◆ Requirement ◆
Print the entries exactly as given.

[The data — start]

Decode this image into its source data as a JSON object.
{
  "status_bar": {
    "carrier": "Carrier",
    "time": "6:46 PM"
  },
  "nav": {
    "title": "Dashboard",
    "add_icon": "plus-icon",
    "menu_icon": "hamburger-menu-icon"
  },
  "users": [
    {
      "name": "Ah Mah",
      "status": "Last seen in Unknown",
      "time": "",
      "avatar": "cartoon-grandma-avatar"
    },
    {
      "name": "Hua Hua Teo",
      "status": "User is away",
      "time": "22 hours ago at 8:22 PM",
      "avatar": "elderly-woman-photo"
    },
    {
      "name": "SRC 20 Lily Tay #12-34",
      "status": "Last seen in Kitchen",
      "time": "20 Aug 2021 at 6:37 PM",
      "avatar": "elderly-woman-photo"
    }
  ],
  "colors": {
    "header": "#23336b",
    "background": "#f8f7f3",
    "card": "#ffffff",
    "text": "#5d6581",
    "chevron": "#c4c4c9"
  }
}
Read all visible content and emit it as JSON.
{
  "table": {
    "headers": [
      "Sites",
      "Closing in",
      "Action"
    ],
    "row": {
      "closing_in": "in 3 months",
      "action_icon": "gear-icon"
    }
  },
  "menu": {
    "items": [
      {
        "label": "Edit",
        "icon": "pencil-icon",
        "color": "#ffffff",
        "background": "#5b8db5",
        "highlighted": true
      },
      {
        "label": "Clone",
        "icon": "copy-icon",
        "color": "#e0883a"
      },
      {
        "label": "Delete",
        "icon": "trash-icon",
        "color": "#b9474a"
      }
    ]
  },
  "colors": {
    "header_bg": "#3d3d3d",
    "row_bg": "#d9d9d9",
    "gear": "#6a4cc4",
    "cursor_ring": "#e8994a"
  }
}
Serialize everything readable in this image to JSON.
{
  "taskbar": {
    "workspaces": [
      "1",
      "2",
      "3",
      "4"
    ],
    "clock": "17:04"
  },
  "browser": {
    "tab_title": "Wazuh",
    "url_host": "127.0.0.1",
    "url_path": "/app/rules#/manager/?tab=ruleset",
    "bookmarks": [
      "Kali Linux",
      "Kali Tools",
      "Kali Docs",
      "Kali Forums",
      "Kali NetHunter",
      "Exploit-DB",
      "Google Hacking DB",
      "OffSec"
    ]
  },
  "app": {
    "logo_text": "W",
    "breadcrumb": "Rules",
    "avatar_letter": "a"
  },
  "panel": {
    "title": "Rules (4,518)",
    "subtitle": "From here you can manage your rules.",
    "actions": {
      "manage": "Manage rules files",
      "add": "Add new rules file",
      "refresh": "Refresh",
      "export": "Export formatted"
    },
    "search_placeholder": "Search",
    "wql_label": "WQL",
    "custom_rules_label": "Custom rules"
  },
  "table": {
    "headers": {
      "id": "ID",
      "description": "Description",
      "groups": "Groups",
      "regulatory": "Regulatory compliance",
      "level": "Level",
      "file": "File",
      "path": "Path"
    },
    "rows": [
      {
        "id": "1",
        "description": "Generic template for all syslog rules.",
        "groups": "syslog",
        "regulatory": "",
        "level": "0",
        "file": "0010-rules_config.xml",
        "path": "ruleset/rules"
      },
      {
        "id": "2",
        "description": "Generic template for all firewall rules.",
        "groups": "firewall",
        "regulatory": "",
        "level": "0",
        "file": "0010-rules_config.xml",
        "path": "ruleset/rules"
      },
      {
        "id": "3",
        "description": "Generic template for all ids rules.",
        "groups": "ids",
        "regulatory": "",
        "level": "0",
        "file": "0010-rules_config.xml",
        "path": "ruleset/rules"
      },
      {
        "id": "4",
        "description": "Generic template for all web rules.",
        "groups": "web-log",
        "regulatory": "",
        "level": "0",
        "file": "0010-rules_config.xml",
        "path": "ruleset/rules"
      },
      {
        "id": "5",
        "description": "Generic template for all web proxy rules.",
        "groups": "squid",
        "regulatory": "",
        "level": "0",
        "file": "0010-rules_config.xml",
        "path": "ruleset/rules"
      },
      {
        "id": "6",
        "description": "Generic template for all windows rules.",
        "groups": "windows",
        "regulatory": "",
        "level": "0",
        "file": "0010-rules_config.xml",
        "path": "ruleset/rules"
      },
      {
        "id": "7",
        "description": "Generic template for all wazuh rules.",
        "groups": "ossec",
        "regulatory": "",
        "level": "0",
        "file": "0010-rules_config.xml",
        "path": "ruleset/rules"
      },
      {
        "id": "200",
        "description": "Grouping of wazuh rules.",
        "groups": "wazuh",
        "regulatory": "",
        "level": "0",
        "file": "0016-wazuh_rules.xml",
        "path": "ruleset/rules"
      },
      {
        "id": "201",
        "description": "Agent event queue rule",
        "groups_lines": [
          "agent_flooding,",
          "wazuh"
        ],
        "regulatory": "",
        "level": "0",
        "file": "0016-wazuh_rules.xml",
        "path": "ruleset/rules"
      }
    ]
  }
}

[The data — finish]

◆ Answer ◆
Decode this image into its source data as a JSON object.
{
  "status_bar": {
    "carrier": "Carrier",
    "time": "6:46 PM"
  },
  "nav": {
    "title": "Dashboard",
    "add_icon": "plus-icon",
    "menu_icon": "hamburger-menu-icon"
  },
  "users": [
    {
      "name": "Ah Mah",
      "status": "Last seen in Unknown",
      "time": "",
      "avatar": "cartoon-grandma-avatar"
    },
    {
      "name": "Hua Hua Teo",
      "status": "User is away",
      "time": "22 hours ago at 8:22 PM",
      "avatar": "elderly-woman-photo"
    },
    {
      "name": "SRC 20 Lily Tay #12-34",
      "status": "Last seen in Kitchen",
      "time": "20 Aug 2021 at 6:37 PM",
      "avatar": "elderly-woman-photo"
    }
  ],
  "colors": {
    "header": "#23336b",
    "background": "#f8f7f3",
    "card": "#ffffff",
    "text": "#5d6581",
    "chevron": "#c4c4c9"
  }
}
Read all visible content and emit it as JSON.
{
  "table": {
    "headers": [
      "Sites",
      "Closing in",
      "Action"
    ],
    "row": {
      "closing_in": "in 3 months",
      "action_icon": "gear-icon"
    }
  },
  "menu": {
    "items": [
      {
        "label": "Edit",
        "icon": "pencil-icon",
        "color": "#ffffff",
        "background": "#5b8db5",
        "highlighted": true
      },
      {
        "label": "Clone",
        "icon": "copy-icon",
        "color": "#e0883a"
      },
      {
        "label": "Delete",
        "icon": "trash-icon",
        "color": "#b9474a"
      }
    ]
  },
  "colors": {
    "header_bg": "#3d3d3d",
    "row_bg": "#d9d9d9",
    "gear": "#6a4cc4",
    "cursor_ring": "#e8994a"
  }
}
Serialize everything readable in this image to JSON.
{
  "taskbar": {
    "workspaces": [
      "1",
      "2",
      "3",
      "4"
    ],
    "clock": "17:04"
  },
  "browser": {
    "tab_title": "Wazuh",
    "url_host": "127.0.0.1",
    "url_path": "/app/rules#/manager/?tab=ruleset",
    "bookmarks": [
      "Kali Linux",
      "Kali Tools",
      "Kali Docs",
      "Kali Forums",
      "Kali NetHunter",
      "Exploit-DB",
      "Google Hacking DB",
      "OffSec"
    ]
  },
  "app": {
    "logo_text": "W",
    "breadcrumb": "Rules",
    "avatar_letter": "a"
  },
  "panel": {
    "title": "Rules (4,518)",
    "subtitle": "From here you can manage your rules.",
    "actions": {
      "manage": "Manage rules files",
      "add": "Add new rules file",
      "refresh": "Refresh",
      "export": "Export formatted"
    },
    "search_placeholder": "Search",
    "wql_label": "WQL",
    "custom_rules_label": "Custom rules"
  },
  "table": {
    "headers": {
      "id": "ID",
      "description": "Description",
      "groups": "Groups",
      "regulatory": "Regulatory compliance",
      "level": "Level",
      "file": "File",
      "path": "Path"
    },
    "rows": [
      {
        "id": "1",
        "description": "Generic template for all syslog rules.",
        "groups": "syslog",
        "regulatory": "",
        "level": "0",
        "file": "0010-rules_config.xml",
        "path": "ruleset/rules"
      },
      {
        "id": "2",
        "description": "Generic template for all firewall rules.",
        "groups": "firewall",
        "regulatory": "",
        "level": "0",
        "file": "0010-rules_config.xml",
        "path": "ruleset/rules"
      },
      {
        "id": "3",
        "description": "Generic template for all ids rules.",
        "groups": "ids",
        "regulatory": "",
        "level": "0",
        "file": "0010-rules_config.xml",
        "path": "ruleset/rules"
      },
      {
        "id": "4",
        "description": "Generic template for all web rules.",
        "groups": "web-log",
        "regulatory": "",
        "level": "0",
        "file": "0010-rules_config.xml",
        "path": "ruleset/rules"
      },
      {
        "id": "5",
        "description": "Generic template for all web proxy rules.",
        "groups": "squid",
        "regulatory": "",
        "level": "0",
        "file": "0010-rules_config.xml",
        "path": "ruleset/rules"
      },
      {
        "id": "6",
        "description": "Generic template for all windows rules.",
        "groups": "windows",
        "regulatory": "",
        "level": "0",
        "file": "0010-rules_config.xml",
        "path": "ruleset/rules"
      },
      {
        "id": "7",
        "description": "Generic template for all wazuh rules.",
        "groups": "ossec",
        "regulatory": "",
        "level": "0",
        "file": "0010-rules_config.xml",
        "path": "ruleset/rules"
      },
      {
        "id": "200",
        "description": "Grouping of wazuh rules.",
        "groups": "wazuh",
        "regulatory": "",
        "level": "0",
        "file": "0016-wazuh_rules.xml",
        "path": "ruleset/rules"
      },
      {
        "id": "201",
        "description": "Agent event queue rule",
        "groups_lines": [
          "agent_flooding,",
          "wazuh"
        ],
        "regulatory": "",
        "level": "0",
        "file": "0016-wazuh_rules.xml",
        "path": "ruleset/rules"
      }
    ]
  }
}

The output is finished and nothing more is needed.